“These findings are meaningful given the negative consequences associated with dehumanization, most notably, antisocial behaviors such as aggression and perpetration of violence”.
The researchers say that they skeptically question the increased approval poll numbers when it comes to comfort with interracial marriage. They also express a general belief that if the poll questions used subtler measures about racial attitudes (rather than asking explicitly how approving the respondent was of interracial marriage)—the results would reflect significantly lower levels of approval for interracial marriage.
They refer to, as an example of attitudes toward interracial marriage, a 2013 Washington Post column by Richard Cohen saying that the interracial family of New York mayor Bill de Blasio must result in a “gag reflex” among conservatives.
The researchers conducted three separate studies (all with undergraduate student participants). We mention the participant pool for two reasons—one, because undergraduate students are perhaps a bit different from jury-eligible citizens, and two, because the Millennial generation is seen as most accepting of interracial marriages (according to Pew Research, Fusion’s Massive Millennial Poll, and CNN) although PBS, Politico and the Washington Post question whether that really means Millennials are overall more racially tolerant.
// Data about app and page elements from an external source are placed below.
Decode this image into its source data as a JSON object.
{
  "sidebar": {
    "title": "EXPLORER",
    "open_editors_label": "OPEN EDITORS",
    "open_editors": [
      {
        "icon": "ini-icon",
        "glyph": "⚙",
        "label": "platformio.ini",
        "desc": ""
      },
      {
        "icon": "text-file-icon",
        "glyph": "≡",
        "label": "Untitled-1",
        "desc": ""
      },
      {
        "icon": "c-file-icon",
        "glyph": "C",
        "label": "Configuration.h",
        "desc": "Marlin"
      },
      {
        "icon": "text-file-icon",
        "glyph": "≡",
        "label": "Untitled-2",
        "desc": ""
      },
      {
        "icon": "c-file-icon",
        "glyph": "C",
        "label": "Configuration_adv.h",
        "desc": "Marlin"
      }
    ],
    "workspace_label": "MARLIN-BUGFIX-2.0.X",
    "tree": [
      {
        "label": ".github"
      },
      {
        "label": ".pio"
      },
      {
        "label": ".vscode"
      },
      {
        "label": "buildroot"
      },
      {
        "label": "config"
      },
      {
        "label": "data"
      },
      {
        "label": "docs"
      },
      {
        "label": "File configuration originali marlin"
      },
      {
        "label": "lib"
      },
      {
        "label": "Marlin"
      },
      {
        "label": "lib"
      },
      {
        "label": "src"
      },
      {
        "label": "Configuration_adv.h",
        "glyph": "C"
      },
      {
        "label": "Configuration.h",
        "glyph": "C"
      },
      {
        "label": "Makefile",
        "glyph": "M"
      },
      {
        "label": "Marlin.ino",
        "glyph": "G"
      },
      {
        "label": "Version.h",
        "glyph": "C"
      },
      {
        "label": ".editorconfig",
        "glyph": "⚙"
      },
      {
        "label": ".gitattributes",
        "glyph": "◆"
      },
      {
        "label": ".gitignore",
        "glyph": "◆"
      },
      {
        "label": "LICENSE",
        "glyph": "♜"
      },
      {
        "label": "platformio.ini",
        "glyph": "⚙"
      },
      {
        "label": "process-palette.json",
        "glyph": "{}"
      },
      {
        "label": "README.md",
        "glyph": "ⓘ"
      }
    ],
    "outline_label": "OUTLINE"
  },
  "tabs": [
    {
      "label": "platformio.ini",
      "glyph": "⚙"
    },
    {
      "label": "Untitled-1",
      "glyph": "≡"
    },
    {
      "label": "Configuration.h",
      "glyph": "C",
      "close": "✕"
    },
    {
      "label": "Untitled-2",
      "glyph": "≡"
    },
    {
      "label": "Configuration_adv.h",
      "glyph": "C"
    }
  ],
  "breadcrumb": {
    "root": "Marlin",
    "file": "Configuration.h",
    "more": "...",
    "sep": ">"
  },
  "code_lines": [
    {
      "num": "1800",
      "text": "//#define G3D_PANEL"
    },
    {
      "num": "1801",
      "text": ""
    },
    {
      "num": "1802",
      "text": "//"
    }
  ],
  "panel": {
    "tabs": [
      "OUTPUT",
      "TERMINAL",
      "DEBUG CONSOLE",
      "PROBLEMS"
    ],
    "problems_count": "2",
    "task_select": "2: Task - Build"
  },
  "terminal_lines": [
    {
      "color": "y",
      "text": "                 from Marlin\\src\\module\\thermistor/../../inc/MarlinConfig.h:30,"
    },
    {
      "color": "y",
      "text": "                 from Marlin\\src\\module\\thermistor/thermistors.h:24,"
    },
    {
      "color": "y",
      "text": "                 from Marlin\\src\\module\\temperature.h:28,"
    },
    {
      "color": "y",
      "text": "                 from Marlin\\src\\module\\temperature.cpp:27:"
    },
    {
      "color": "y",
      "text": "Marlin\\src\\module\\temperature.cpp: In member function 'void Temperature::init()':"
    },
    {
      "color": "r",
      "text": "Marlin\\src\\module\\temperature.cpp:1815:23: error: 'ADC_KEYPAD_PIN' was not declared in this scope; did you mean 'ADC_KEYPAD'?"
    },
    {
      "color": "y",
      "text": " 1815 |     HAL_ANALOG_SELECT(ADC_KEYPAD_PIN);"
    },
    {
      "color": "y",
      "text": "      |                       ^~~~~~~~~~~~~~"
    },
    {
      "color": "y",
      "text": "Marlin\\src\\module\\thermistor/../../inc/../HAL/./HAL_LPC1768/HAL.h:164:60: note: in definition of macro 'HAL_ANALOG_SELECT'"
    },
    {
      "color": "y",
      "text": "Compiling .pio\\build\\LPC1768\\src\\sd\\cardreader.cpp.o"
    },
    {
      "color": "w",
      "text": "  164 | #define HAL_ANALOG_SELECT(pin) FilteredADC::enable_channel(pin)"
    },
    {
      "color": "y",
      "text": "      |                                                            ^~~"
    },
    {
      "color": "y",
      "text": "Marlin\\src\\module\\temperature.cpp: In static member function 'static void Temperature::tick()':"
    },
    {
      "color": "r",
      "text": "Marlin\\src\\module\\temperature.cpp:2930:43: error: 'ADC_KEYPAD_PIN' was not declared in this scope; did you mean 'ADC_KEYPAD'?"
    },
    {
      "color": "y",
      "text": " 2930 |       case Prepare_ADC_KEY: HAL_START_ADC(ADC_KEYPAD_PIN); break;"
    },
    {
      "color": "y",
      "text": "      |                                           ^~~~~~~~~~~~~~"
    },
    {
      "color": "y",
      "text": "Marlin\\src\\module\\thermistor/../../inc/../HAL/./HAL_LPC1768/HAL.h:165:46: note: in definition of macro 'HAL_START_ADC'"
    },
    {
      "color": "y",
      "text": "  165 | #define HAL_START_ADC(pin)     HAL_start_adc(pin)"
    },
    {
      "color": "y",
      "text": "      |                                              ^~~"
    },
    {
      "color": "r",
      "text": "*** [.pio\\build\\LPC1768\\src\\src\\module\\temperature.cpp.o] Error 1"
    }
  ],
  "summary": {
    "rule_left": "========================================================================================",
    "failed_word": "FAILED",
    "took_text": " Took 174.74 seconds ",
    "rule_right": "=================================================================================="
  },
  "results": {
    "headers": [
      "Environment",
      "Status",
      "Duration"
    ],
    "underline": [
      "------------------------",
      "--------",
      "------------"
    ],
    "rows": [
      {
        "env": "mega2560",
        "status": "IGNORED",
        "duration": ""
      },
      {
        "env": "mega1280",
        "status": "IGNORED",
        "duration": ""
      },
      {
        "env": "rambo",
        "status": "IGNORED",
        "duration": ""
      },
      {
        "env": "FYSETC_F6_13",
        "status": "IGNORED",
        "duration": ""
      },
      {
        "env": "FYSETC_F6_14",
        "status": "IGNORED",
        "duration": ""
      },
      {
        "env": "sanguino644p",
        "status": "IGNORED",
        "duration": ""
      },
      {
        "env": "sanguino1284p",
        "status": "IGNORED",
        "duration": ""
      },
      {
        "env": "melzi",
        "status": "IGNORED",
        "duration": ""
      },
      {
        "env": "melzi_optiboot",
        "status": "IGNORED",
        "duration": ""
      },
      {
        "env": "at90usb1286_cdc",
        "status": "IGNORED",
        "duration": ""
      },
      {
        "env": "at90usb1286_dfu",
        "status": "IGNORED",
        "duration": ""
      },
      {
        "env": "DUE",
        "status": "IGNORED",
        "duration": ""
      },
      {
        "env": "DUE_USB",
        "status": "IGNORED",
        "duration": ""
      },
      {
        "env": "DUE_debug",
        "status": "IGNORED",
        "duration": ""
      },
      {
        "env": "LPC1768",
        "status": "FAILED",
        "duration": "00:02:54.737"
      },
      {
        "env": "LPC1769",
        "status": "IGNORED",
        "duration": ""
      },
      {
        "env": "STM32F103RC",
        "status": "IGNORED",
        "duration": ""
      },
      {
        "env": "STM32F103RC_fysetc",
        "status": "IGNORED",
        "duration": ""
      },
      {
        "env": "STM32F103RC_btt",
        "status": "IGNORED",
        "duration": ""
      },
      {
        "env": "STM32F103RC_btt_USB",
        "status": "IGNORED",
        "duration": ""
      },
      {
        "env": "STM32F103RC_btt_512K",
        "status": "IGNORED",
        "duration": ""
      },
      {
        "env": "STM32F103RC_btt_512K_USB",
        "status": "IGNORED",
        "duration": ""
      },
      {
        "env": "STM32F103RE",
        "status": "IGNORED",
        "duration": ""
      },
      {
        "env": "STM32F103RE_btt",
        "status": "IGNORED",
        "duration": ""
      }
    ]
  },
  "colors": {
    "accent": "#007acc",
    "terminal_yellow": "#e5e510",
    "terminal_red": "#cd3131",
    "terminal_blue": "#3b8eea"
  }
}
It would seem to us that, if Millennials show evidence of implicit bias against interracial marriage, older generations would likely show even more.
And sure enough, Millennials (the undergraduate participants) did show bias against interracial couples. The implicit measures showed reactions of disgust as well as a tendency to dehumanize the interracial couples compared to same race couples.
The researchers hypothesize there is still a tremendous amount of emotional and under-the-surface bias (aka implicit bias) against interracial couples and, they say, emotional bias (aka disgust) is more predictive of discriminatory behavior than are racially based stereotypes.
The researchers also describe what happens when we dehumanize others—as the participants in these experiments dehumanized the interracial couples. We do fewer nice things and increase our “antisocial behavior” toward dehumanized others. There is less empathy, and more avoidant behavior. We are less likely to help and more likely to use aggression and perpetrate violence against dehumanized targets. We are more accepting of police violence against a black suspect and more accepting of violence against black people in general. We see the dehumanized targets as less evolved and civilized. These statements represent past research findings summarized in the article by the researchers.
The researchers also say that their results indicate the individuals in the interracial couples would likely not be dehumanized if evaluated separately, but there was something about the interracial pairing that elicited both the emotional and dehumanizing responses.
From a litigation advocacy perspective, this is very disturbing and certainly brings to mind our work on when to talk and when to stay quiet about racial bias in court. We are not living in a post-racial society, and basing your case strategy on such a rosy assumption is likely to be hazardous to your client. When race is absent from the relevant facts— but not from extra-evidentiary optics—think carefully about how to proceed. Remember that when the case facts are not salient to the fact your client is in an interracial relationship—that is when the bias is most likely to emerge. It’s a tricky and frustrating situation.
Skinner, A., & Hudac, C. (2017). “Yuck, you disgust me!” Affective bias against interracial couples. Journal of Experimental Social Psychology, 68, 68-77 DOI: 10.1016/j.jesp.2016.05.008